Dataset rows describing interfaces:
########
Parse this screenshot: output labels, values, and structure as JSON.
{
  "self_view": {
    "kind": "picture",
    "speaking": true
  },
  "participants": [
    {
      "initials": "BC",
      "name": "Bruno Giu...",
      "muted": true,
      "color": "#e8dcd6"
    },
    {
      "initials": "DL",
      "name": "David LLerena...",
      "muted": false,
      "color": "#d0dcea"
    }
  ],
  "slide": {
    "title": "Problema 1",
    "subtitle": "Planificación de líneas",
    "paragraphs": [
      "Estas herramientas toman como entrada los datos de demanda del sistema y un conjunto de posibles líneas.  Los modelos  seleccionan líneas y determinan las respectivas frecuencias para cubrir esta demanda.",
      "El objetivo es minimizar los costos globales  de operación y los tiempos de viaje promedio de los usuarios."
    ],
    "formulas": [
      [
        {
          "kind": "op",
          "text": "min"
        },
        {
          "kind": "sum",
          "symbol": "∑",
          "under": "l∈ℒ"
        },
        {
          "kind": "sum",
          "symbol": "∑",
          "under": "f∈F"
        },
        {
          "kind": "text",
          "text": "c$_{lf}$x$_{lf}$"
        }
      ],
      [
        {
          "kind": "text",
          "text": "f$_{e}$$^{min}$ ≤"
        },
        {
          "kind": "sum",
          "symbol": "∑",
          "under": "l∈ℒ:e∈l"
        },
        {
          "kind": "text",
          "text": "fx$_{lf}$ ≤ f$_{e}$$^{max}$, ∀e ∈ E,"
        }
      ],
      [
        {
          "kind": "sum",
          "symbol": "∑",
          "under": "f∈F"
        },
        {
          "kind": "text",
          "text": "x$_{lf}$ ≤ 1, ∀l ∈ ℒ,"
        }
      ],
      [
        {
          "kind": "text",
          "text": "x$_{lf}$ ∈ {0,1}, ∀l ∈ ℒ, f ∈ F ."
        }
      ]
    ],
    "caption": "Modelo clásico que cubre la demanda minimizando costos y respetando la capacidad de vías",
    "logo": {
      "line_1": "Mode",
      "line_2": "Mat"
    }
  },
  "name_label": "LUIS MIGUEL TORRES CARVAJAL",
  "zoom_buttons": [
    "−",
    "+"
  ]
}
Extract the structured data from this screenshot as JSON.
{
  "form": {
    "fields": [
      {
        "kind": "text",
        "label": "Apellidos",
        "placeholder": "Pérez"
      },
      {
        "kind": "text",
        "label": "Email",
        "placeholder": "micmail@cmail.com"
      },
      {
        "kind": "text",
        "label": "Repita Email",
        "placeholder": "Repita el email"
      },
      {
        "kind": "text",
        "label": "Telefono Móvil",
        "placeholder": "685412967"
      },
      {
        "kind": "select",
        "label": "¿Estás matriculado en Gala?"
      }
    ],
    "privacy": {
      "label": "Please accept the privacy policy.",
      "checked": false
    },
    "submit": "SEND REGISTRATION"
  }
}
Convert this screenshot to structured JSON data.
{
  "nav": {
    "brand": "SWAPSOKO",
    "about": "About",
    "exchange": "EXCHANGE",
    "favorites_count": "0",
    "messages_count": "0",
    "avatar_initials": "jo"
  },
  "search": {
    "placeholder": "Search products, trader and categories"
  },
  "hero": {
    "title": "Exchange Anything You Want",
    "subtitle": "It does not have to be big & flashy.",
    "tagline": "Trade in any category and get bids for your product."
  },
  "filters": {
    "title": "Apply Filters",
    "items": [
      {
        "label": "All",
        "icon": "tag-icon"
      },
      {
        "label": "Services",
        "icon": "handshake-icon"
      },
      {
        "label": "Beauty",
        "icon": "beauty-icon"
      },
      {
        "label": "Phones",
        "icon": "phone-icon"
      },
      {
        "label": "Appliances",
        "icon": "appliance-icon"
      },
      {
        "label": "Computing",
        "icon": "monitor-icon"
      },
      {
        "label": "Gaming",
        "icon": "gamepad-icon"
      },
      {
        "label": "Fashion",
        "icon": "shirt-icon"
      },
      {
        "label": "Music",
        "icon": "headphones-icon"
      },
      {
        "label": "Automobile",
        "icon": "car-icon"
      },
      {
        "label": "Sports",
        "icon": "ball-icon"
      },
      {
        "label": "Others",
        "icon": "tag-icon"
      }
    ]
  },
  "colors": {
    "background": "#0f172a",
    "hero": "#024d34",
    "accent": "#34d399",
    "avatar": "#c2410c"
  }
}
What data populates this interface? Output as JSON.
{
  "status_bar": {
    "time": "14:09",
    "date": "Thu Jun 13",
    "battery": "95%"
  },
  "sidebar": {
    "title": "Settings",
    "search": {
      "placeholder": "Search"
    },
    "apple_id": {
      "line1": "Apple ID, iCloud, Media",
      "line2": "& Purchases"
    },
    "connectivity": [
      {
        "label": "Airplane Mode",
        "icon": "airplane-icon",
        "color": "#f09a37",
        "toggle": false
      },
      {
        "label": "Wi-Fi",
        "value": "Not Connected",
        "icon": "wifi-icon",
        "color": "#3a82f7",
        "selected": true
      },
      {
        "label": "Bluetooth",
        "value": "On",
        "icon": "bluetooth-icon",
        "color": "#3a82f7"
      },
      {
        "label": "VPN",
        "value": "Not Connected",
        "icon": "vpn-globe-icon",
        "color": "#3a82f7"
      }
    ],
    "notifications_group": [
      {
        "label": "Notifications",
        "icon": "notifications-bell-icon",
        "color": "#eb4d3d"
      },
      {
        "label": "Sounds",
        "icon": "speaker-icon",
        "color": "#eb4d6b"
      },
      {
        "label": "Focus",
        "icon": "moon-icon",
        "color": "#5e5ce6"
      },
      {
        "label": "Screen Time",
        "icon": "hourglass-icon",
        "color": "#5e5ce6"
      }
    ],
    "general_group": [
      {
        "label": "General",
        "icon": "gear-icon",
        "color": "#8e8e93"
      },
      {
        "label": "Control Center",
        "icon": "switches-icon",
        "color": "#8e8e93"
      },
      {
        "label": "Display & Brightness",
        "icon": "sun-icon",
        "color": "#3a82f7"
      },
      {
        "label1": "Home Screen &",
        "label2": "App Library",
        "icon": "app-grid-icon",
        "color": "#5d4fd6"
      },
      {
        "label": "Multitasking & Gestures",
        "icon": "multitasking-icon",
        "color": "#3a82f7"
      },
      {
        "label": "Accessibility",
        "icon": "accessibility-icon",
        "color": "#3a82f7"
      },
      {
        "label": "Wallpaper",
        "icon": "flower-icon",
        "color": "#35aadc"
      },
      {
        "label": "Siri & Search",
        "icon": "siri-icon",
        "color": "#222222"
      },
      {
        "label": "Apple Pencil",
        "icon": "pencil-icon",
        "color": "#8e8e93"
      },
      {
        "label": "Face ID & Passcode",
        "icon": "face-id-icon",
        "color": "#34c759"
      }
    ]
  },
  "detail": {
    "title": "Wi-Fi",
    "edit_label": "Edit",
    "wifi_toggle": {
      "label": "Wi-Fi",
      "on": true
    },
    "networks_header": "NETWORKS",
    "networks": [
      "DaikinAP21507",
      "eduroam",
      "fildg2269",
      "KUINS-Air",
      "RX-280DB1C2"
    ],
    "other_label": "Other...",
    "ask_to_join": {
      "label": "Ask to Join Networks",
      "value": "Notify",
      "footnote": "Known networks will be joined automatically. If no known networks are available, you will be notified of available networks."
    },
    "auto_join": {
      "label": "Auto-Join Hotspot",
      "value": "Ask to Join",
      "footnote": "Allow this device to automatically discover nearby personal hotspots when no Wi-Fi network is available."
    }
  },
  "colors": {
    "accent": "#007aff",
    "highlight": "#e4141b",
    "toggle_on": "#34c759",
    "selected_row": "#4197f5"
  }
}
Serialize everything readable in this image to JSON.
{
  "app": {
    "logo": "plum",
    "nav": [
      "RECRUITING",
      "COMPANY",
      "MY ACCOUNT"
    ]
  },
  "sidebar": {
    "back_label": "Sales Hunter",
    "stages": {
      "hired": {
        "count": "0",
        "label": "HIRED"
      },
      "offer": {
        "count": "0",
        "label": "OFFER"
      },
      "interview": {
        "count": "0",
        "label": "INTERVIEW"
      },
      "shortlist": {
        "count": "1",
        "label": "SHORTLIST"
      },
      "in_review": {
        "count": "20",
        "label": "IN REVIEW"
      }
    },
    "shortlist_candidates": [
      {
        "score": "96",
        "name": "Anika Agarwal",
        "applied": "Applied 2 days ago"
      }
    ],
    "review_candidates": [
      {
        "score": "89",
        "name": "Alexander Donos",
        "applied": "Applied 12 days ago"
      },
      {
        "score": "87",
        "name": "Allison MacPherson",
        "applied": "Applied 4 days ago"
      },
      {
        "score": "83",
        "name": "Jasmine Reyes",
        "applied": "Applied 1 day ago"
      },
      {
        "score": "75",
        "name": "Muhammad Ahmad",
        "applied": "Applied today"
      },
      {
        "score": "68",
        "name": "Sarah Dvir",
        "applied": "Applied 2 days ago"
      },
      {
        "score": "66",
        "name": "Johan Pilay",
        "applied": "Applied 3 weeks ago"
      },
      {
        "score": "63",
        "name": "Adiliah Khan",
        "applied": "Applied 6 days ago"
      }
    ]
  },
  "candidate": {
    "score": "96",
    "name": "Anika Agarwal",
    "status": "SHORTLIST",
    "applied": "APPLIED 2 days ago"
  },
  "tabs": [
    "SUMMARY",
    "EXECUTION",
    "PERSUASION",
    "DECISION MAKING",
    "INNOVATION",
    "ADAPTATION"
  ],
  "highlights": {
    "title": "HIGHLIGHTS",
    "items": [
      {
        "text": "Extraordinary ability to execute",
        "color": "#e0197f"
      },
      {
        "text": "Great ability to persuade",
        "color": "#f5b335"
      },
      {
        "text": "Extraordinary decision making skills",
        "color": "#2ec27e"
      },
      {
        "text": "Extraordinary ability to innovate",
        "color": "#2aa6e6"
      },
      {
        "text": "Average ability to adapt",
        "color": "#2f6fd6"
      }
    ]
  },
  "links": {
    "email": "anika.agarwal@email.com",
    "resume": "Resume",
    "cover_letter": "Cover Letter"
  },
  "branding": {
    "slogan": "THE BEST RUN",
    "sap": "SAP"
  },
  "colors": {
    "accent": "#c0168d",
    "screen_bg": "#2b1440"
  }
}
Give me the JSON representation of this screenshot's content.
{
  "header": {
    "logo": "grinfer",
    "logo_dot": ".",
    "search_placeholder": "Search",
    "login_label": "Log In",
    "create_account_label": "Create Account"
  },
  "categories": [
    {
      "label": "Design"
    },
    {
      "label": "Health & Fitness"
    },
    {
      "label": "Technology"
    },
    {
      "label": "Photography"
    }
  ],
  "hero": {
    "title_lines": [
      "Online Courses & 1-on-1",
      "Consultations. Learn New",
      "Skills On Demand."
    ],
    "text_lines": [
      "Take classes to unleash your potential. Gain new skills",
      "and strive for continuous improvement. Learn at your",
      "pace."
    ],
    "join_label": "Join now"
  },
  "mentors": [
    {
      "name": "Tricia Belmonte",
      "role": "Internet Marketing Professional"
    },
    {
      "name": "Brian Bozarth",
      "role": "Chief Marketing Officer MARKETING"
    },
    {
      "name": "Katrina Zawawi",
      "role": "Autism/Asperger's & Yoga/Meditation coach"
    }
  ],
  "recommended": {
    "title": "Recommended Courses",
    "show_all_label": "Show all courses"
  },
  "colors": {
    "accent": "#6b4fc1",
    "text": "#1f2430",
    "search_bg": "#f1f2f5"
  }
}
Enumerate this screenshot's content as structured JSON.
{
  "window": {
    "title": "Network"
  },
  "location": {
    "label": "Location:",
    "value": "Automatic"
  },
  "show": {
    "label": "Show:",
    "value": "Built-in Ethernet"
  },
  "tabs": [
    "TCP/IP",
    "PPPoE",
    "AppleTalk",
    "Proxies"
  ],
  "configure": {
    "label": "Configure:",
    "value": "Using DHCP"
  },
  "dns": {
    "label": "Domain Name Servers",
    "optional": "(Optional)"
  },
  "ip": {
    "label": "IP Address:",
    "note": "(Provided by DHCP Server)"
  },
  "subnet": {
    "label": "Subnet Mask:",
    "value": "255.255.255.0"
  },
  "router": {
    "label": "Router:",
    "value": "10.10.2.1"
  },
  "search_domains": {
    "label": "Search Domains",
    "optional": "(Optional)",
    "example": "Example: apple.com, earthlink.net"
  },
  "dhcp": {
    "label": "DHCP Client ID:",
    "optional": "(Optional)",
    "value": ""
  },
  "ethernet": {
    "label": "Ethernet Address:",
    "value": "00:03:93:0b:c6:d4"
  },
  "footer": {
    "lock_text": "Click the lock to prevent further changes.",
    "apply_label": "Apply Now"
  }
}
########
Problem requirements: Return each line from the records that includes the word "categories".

Exercise answer:
    "placeholder": "Search products, trader and categories"
  "categories": [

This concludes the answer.